Now such a sentiment can be expressed very awkwardly and many people will comprehend it naively, especially immature believers. People will also create problematic theological constructs with reference to God’s sovereignty. But confidence in God’s saving power is not, in my estimation, the problem.
So, now we are back at the question, “Why?” Why me, and not him? Or why her, and not me? Why the widow of Zarephath and not her neighbor?
There is a profound mystery here which for me boils down to this. “Why hasn’t Christ yet come again to crush death and destroy injustice forever?” That’s what I am waiting for. That’s what I confess: “He will come again in glory to judge the living and the dead, and his kingdom will have no end.” Why hasn’t he? “I look for the resurrection of the dead, and the life of the world to come.” When will it appear?

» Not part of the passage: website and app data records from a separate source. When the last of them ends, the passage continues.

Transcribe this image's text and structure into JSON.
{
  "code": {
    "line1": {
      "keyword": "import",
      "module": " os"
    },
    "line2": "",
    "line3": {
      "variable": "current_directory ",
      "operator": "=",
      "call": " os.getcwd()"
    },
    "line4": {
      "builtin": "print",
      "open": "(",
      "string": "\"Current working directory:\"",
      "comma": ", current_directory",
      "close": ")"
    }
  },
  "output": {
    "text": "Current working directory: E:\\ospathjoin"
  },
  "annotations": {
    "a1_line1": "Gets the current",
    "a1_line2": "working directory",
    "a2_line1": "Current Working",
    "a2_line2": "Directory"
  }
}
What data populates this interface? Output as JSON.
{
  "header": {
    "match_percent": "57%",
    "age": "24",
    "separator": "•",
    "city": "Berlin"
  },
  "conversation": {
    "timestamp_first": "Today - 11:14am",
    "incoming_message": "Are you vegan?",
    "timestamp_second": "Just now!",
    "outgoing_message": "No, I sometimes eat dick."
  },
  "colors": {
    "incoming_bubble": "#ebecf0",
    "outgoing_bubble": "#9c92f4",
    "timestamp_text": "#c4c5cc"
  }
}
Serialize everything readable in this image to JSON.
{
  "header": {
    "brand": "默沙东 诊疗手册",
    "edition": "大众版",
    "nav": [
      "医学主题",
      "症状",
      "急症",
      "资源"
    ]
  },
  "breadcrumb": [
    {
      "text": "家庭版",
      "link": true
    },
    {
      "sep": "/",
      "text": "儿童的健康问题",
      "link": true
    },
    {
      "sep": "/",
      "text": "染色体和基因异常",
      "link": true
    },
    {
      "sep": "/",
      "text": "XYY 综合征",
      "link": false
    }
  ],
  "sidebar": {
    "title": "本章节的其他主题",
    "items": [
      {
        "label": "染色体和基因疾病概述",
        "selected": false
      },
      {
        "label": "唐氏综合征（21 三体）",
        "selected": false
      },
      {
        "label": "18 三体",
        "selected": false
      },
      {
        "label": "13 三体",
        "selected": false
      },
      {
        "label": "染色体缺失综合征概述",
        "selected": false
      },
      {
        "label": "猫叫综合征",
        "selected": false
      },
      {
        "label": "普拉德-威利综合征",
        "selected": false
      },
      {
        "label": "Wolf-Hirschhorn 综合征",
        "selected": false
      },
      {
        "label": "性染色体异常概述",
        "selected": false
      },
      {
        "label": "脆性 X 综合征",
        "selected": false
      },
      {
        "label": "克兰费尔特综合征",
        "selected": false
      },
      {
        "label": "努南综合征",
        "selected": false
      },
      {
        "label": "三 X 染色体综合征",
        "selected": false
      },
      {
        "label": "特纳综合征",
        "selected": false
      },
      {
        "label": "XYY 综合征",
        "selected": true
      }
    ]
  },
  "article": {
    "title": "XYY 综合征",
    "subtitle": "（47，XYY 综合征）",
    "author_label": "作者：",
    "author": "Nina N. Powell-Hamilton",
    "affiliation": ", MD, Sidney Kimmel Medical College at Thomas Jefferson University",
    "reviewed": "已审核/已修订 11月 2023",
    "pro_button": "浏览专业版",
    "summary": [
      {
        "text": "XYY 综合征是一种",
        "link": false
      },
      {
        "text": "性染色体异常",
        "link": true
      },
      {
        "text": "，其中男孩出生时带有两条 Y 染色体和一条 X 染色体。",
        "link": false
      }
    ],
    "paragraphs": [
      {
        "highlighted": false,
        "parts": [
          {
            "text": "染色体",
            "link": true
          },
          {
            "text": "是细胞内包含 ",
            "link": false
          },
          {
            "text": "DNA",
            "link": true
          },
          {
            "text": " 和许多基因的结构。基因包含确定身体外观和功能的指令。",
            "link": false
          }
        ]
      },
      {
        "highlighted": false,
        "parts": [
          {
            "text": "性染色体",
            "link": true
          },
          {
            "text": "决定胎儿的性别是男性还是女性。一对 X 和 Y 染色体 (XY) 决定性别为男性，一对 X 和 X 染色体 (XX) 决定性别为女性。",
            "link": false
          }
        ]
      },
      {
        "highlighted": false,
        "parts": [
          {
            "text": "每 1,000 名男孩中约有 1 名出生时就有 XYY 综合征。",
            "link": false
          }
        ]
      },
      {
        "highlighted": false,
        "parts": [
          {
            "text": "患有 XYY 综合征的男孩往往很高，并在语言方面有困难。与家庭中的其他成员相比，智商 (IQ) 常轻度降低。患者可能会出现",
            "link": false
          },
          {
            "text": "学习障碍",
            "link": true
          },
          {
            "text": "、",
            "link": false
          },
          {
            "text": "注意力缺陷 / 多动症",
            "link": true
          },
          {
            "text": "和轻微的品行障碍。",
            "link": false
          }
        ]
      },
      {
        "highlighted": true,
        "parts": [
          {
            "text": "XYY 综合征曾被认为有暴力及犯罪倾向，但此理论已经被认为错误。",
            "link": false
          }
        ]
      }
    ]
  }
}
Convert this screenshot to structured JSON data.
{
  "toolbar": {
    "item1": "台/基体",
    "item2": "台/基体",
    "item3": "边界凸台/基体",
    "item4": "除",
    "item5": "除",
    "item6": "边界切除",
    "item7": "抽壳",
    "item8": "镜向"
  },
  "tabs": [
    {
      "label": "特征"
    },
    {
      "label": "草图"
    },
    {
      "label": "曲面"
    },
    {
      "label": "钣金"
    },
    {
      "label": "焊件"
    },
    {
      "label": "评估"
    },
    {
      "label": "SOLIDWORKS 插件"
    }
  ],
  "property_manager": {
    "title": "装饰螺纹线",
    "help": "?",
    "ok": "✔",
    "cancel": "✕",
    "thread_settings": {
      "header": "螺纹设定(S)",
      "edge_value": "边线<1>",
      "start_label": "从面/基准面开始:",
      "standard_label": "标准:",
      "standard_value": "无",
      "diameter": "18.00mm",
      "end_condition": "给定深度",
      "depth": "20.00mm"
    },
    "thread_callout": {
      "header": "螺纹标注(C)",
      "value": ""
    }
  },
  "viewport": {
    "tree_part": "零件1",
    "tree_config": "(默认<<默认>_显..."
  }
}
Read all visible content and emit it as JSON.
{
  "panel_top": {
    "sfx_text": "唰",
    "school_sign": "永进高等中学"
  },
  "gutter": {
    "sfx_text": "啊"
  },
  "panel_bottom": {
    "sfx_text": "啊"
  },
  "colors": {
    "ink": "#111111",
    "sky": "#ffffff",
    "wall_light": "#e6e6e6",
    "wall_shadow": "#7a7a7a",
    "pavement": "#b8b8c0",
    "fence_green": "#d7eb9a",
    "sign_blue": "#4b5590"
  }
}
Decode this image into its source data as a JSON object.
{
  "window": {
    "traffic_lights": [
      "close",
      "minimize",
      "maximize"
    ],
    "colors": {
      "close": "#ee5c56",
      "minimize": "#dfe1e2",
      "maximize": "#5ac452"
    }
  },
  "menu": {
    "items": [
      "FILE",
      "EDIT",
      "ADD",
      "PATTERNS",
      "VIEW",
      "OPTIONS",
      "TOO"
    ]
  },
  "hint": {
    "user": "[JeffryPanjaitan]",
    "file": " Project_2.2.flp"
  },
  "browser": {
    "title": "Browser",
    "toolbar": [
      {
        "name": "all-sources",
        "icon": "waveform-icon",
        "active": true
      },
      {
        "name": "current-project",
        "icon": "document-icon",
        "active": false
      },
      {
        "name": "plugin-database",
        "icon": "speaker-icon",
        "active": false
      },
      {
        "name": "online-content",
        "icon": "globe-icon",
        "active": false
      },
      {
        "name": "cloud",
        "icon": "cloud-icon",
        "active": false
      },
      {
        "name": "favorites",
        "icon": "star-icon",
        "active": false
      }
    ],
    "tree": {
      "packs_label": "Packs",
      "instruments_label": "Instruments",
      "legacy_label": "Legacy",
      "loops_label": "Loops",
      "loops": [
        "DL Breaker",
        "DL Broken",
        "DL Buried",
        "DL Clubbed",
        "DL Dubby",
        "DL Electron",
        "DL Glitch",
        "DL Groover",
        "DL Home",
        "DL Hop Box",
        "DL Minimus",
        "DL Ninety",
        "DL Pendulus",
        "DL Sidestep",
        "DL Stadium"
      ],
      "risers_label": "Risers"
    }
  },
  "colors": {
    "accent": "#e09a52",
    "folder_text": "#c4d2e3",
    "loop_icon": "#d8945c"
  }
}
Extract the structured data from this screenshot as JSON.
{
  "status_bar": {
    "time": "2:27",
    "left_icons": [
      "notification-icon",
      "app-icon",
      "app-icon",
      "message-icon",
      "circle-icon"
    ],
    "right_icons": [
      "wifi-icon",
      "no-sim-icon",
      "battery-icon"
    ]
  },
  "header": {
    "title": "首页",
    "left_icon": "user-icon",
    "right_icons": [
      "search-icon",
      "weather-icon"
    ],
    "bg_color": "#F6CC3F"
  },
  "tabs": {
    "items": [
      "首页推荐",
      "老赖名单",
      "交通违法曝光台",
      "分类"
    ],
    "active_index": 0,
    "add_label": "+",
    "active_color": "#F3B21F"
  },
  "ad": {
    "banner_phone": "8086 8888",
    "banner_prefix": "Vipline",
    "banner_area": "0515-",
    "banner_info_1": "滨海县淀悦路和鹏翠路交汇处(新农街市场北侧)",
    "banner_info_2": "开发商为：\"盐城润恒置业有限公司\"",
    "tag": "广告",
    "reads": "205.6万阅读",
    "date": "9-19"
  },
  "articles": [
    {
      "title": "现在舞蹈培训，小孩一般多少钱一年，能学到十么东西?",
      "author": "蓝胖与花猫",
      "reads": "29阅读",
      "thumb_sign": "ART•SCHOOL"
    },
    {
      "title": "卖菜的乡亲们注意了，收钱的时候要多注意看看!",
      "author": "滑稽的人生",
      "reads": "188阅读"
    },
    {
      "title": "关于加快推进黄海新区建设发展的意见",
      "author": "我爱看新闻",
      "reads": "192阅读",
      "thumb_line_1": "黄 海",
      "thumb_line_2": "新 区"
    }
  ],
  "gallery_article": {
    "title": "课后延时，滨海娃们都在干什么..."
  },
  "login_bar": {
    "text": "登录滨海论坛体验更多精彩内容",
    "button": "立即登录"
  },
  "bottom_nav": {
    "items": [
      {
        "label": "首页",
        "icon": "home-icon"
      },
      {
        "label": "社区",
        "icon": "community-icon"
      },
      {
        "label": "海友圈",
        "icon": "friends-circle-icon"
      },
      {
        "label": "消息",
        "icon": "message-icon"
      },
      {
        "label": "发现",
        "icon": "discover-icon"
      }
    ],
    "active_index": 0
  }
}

I don’t have an answer for that. I cannot explain God’s ways, but I can join in the church’s earliest recorded prayer. It’s a single Aramaic word found in 1 Corinthians 16:22: maranatha (which means, “our Lord, come”). And I can join the saints envisioned by the seer of Revelation 6:10 and cry out, “How long, O Lord?”
The members of the early church had faith in the one who fed the widow of Zarephath and healed her son, even while they cried out in faith for the day when all will be fed and all will be healed. May we share in their faith, their endurance and their hope.
Oh, and one more thing. The widow of Zarephath was not an Israelite. She lived outside the boundaries of Israel and talks about “your God” with Elijah. God’s uses his kingdom power even on behalf of those who do not belong to his covenant people.